Pittsburgh took an uncharacteristic route toward filling the biggest hole in its defense, but it was necessary. The Steelers parted with some vital draft capital, a first- and second-rounder in 2019 and a third-rounder in 2020, to move up 10 spots in the first round to nab Michigan linebacker Devin Bush. For the past two years, the Steelers struggled to replace inside linebacker Ryan Shazier, arguably the best player on the entire unit, and the overall defense struggled as a result. It remains to be seen if Bush can play the position as effectively and violently as Shazier, a two-time Pro Bowler, but he certainly has the talent and potential. Bush comes from a football family — his father played defensive back in the NFL from 1995-2002 — and has the instincts and attitude Pittsburgh loves in the middle of its defense.
In front of Bush, the Steelers are set to bring back all of their significant contributors, including Cameron Heyward, who is coming off a second consecutive Pro Bowl appearance. The starting trio of Heyward, Stephon Tuitt and Javon Hargrave combined for 20 sacks in 2018 — a big, impressive number for a group that primarily operates out of a 3-4 base.

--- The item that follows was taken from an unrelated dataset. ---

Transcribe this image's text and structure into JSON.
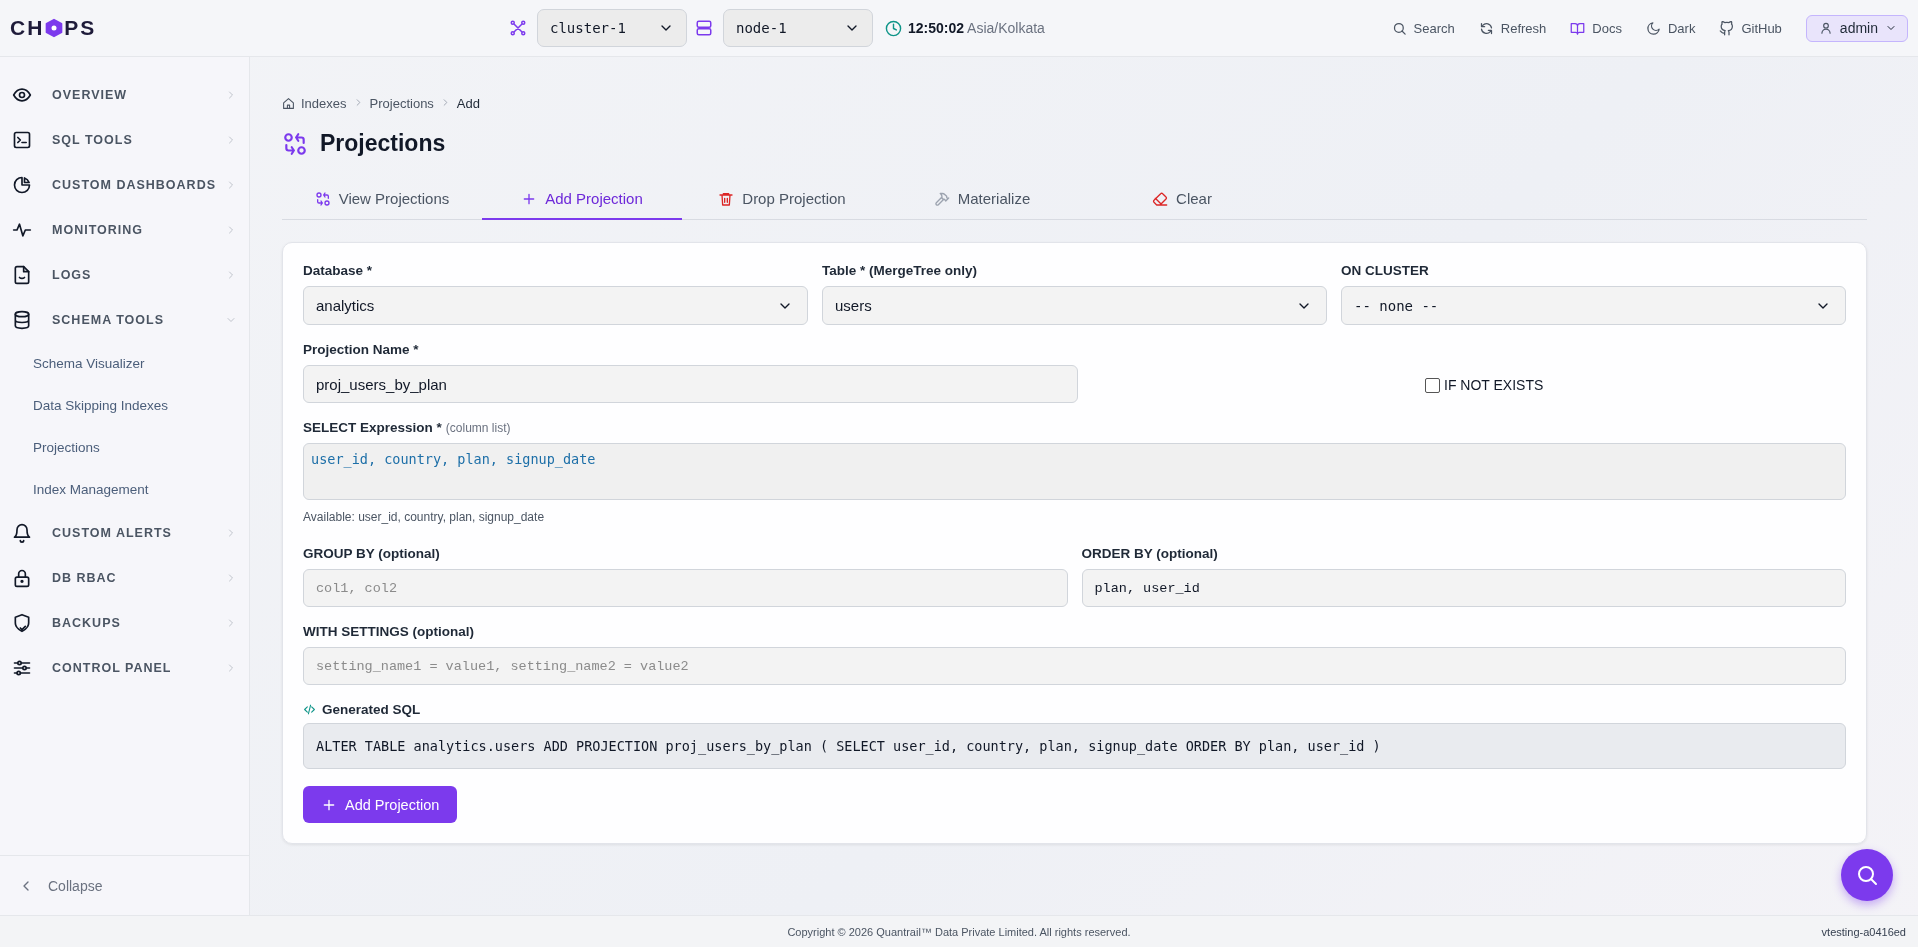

The addition of Bush and free agent signing of Mark Barron give the Steelers a few more options than they had last season at linebacker. Vince Williams played well on the inside last season, finishing third on the team with 76 tackles, and he should only benefit from the increase in talent around him. The pass rush off the edge will come from the same place it did last season, as T.J. Watt looks to build off a breakout 2018 campaign in which he registered 13 sacks. On the other side is Bud Dupree, who hasn’t quite lived up to the expectations that came with being a first-round pick but has proven to be a capable player after battling through injuries during the first two years of his career. It will be a contract year for Dupree, as the Steelers opted to exercise the fifth-year option on his rookie deal.
The Steelers made it fairly clear how they’ll look at cornerback this season when they signed Kansas City’s Steven Nelson to a three-year, $25 million deal at the start of free agency. He’ll line up on the opposite side of Joe Haden, who continues to flourish in Pittsburgh after being cast aside by the Browns before the start of the 2017 season. In the slot is Mike Hilton, one of the league’s best nickel backs. Adding Michigan State’s Justin Layne in the third round sets up a competition for a couple of the final spots on the 53-man roster. Nothing will be handed to former first-round pick Artie Burns, who struggled mightily last season. At safety, the Steelers are hoping for Terrell Edmunds, their first-round pick from 2018, to make a jump in the wake of veteran Morgan Burnett’s departure.
Chris Boswell earned a big contract for his Pro Bowl-worthy 2017 season, but he nosedived in 2018, missing seven field goal attempts and five extra points. He’ll have to earn his job in 2019, as the Steelers are hoping he can rekindle the automatic feeling he once provided. Ryan Switzer is the top return specialist.
The Steelers have rebounded from disappointing seasons before, and they’ve been able to recover from the loss of talented players at various spots all over the field. They can certainly do the same in 2019, but it will require another age-defying season from Roethlisberger and an immediate impact from Bush on a defense that might be tasked with carrying Pittsburgh while it adapts to life with just one of the Killer B’s.